D.C. Needs Real School Choice
Rachel Sheffield /
Technically, the District of Columbia offers school choice. However, as a Washington Post article pointed out this weekend, there is a difference between school choice and real school choice, the latter available to too few students in the nation’s capital.
D.C. children who attend an underperforming school are allowed to transfer to other public schools—including charter schools—of their choice. Yet while D.C. may be seen as “a showcase for school choice”—as its “14-year-old charter school law is considered to be one of the strongest in the nation”—most D.C. public schools have abysmally low proficiency levels. And though charter schools are available, it is difficult for parents to find a spot for their child in the handful of those with top rankings.
Thus, as the Washington Post notes, only 29 percent of students who are eligible to leave a poorly performing school end up in a “higher proficiency” school. Despite there being over 90 charter schools and 100 D.C. public schools from which these families can theoretically choose, when it comes down to it, the choice for the majority of schoolchildren in D.C. is between bad and really bad.
However, school choice doesn’t have to be simply a slogan, and failure doesn’t have to be the only option for students in the nation’s capital.

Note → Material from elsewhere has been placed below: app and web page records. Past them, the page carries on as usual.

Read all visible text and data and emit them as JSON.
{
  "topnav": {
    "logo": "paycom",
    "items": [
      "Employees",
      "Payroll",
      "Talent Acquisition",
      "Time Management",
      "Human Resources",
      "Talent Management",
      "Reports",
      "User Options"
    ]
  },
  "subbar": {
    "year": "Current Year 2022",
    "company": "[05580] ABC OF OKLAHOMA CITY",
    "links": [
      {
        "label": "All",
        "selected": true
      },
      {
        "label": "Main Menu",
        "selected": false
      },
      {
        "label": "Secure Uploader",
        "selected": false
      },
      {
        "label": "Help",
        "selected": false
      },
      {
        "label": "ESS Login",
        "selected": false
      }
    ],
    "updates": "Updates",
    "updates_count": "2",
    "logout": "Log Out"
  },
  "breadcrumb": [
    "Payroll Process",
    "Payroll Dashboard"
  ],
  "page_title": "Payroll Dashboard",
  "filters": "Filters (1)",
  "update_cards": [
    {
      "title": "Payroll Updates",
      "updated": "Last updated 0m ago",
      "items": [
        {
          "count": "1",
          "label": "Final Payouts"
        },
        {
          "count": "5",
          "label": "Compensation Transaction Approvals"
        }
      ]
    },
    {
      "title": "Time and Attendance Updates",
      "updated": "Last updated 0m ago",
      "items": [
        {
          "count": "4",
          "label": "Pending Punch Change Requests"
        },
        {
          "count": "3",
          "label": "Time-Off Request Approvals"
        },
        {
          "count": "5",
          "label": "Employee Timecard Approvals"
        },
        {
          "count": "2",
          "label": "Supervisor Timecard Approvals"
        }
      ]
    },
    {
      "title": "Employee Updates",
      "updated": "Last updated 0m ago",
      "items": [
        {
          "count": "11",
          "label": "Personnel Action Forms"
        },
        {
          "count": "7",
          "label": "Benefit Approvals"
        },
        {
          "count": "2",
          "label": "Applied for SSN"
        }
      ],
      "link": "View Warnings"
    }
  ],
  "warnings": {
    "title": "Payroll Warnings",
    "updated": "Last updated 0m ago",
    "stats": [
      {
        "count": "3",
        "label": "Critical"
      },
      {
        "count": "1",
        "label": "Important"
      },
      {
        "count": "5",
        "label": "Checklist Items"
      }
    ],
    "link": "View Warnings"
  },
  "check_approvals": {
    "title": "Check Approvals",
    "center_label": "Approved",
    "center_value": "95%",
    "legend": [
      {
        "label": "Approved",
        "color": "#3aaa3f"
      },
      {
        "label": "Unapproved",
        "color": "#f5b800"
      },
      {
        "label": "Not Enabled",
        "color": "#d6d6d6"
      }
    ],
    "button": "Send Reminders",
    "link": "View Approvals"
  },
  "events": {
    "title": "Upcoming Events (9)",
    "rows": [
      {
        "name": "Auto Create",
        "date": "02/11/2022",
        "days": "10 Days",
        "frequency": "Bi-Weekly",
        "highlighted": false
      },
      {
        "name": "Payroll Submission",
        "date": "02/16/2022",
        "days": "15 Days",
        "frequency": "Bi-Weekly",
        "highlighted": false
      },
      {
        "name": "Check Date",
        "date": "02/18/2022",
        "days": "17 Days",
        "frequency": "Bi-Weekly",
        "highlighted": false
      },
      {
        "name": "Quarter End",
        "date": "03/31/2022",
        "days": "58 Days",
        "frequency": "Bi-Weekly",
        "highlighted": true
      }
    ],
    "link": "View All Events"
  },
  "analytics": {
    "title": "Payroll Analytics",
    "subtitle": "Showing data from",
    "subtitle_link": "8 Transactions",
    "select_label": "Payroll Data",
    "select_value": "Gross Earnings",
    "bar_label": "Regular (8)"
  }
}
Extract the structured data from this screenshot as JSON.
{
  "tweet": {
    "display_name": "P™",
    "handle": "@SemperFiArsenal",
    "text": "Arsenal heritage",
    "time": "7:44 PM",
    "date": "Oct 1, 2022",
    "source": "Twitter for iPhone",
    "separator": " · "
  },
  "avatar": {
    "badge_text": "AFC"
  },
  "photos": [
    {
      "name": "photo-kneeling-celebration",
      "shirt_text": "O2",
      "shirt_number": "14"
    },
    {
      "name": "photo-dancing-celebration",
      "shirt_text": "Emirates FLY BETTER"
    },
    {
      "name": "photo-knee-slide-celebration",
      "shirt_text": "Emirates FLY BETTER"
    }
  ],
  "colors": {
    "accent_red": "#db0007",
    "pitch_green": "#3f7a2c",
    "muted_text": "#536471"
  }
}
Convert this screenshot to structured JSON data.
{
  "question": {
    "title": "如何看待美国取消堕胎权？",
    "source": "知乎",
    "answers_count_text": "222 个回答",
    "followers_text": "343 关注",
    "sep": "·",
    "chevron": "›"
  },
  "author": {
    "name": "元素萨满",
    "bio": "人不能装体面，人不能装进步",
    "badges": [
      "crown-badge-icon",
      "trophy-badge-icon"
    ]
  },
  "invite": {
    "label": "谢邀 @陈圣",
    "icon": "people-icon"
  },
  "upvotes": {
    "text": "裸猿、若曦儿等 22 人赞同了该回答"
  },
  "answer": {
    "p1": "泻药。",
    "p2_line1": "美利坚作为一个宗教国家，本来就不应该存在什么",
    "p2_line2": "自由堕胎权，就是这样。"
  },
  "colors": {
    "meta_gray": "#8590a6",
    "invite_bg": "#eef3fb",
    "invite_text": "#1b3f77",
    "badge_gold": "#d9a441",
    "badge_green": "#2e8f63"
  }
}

In fact, there is a successful program currently operating in D.C. that offers real choice to students, the kind of choice that gets children into better schools and offers them real hope at academic success. This program is the D.C. Opportunity Scholarship Program (DCOSP), which offers scholarships to low-income students to attend a private school of their choice. As a result, families who would never dream of being able to send their children to some of the best schools in the District have that opportunity.
Program evaluations indicate that DCOSP students are outperforming their public school peers. Over 90 percent of DCOSP students graduate, compared to only 70 percent of their peers with similar characteristics. On top of this, parents of these students report being more satisfied with their children’s school and say that it is safe and orderly.
While it would seem logical to continue and expand such a successful program—especially considering the lack of educational opportunity offered to D.C. schoolchildren—congressional opponents have instead been attempting to phase out the DCOSP, mostly due to pressure from special interests groups. Thus, educational opportunity is being denied to thousands of children who remain in unsafe and underperforming public schools.
In a school district with some of the worst scores in the nation, merely giving lip service to educational choice not only is unfortunate but is a tragedy for children whose futures depend on a decent education. Programs like the DCOSP open up the doors for such success. Instead of maintaining the failing status quo and bolstering empty policies, it is time to give parents in the nation’s capital—and across the nation—the tool to help their children succeed. True parental choice in education is that tool.